All this presents incoming Gov. Gavin Newsom with an opportunity for significant action, for anyone who follows utility rate increase proceedings knows that no matter who’s been on the PUC over at least the last 50 years, it has favored companies over customers.
Newsom can quickly begin changing this.
His first chance arises with the Dec. 31 end of the six-year term of PUC Commissioner Carla Peterman, appointed by Brown in late 2012. Peterman, who declined to be interviewed, has never fought against favoring the utilities.
Newsom’s choice for her position will be critical, as will his picks for two more slots opening in early 2021. Plus, he can demote PUC President Michael Picker back to being an ordinary commissioner. A former Brown aide, Picker expressed more concern for the financial well-being of utilities than their customers’ fates after the immense fires last fall. PUC presidents decide who supervises each case and can influence meeting agendas.
A new PUC chief could spur the large-scale safety checks required by Hill’s 2016 state law.
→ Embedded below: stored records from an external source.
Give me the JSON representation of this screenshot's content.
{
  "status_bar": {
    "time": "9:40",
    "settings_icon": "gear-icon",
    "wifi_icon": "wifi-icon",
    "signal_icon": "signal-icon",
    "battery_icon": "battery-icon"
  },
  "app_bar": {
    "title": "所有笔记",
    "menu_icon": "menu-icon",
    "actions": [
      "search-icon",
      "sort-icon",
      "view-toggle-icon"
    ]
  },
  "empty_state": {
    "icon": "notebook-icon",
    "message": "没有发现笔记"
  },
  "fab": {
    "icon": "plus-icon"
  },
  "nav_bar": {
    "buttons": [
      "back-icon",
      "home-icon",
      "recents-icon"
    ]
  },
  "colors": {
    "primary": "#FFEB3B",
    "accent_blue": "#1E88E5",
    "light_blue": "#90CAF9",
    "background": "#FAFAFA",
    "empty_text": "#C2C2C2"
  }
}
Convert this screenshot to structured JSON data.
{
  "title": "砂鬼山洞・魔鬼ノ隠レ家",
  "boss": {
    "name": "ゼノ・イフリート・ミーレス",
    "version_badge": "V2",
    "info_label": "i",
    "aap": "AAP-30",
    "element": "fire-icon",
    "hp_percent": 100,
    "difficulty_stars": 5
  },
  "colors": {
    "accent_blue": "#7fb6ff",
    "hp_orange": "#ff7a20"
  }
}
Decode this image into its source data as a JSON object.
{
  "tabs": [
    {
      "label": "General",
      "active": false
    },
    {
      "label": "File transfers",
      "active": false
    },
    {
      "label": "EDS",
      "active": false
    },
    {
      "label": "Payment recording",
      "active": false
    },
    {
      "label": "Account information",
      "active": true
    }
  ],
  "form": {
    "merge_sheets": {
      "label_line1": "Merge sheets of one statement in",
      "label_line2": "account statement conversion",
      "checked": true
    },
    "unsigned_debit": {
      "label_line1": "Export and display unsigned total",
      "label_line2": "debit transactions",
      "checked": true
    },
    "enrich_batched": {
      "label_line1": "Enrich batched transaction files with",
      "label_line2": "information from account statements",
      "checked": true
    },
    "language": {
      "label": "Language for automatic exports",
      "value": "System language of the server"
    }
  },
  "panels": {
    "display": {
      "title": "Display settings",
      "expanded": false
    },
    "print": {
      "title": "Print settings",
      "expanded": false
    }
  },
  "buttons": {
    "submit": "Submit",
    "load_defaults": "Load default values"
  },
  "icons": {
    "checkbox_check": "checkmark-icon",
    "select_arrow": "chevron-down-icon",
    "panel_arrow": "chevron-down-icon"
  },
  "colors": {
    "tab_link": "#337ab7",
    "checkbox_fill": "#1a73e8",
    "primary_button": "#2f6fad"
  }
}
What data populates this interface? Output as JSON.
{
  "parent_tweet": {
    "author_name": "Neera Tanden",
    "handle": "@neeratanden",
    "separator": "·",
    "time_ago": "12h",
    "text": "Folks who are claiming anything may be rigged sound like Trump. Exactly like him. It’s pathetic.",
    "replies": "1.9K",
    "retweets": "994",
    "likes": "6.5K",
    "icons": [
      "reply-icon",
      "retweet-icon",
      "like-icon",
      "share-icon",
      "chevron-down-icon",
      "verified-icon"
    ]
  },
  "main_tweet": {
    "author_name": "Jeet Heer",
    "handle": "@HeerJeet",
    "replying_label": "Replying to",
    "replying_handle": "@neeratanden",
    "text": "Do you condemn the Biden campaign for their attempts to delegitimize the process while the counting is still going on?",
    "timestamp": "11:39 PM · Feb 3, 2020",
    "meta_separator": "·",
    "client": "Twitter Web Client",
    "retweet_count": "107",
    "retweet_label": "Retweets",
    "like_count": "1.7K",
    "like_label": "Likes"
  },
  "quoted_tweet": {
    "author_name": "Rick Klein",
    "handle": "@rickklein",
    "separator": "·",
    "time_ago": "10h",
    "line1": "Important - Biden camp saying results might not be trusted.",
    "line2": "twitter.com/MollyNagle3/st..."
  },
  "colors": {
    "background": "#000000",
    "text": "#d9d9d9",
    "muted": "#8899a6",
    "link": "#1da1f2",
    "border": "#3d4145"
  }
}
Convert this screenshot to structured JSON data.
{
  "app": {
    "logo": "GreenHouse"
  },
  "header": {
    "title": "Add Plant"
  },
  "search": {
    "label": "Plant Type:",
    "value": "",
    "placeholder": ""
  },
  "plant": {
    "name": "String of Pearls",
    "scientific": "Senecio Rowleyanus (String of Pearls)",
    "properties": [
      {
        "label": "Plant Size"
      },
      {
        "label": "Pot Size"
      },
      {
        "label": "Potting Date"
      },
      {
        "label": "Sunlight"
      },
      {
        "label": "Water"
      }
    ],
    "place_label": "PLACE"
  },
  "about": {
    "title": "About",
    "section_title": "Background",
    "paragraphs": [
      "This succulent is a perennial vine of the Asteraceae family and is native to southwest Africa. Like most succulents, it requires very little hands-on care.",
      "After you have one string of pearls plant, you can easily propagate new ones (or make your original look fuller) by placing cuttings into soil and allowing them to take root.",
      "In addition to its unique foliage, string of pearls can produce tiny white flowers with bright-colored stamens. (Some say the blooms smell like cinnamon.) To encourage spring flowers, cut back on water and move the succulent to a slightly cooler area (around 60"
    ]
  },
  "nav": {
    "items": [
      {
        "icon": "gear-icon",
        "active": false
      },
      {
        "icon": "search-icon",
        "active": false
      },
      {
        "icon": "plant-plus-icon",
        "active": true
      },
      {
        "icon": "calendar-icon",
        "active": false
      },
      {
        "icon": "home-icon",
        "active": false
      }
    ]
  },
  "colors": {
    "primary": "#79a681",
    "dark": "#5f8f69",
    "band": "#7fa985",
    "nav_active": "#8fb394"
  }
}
So Newsom can create big change at this scandal-ridden agency, which only four years ago spent $10 million in public funds on criminal lawyers to protect commissioners.
It’s an early consumerist test for the new governor, also testing the Democratic supermajority in the state Senate, which must confirm any appointee to the powerful PUC.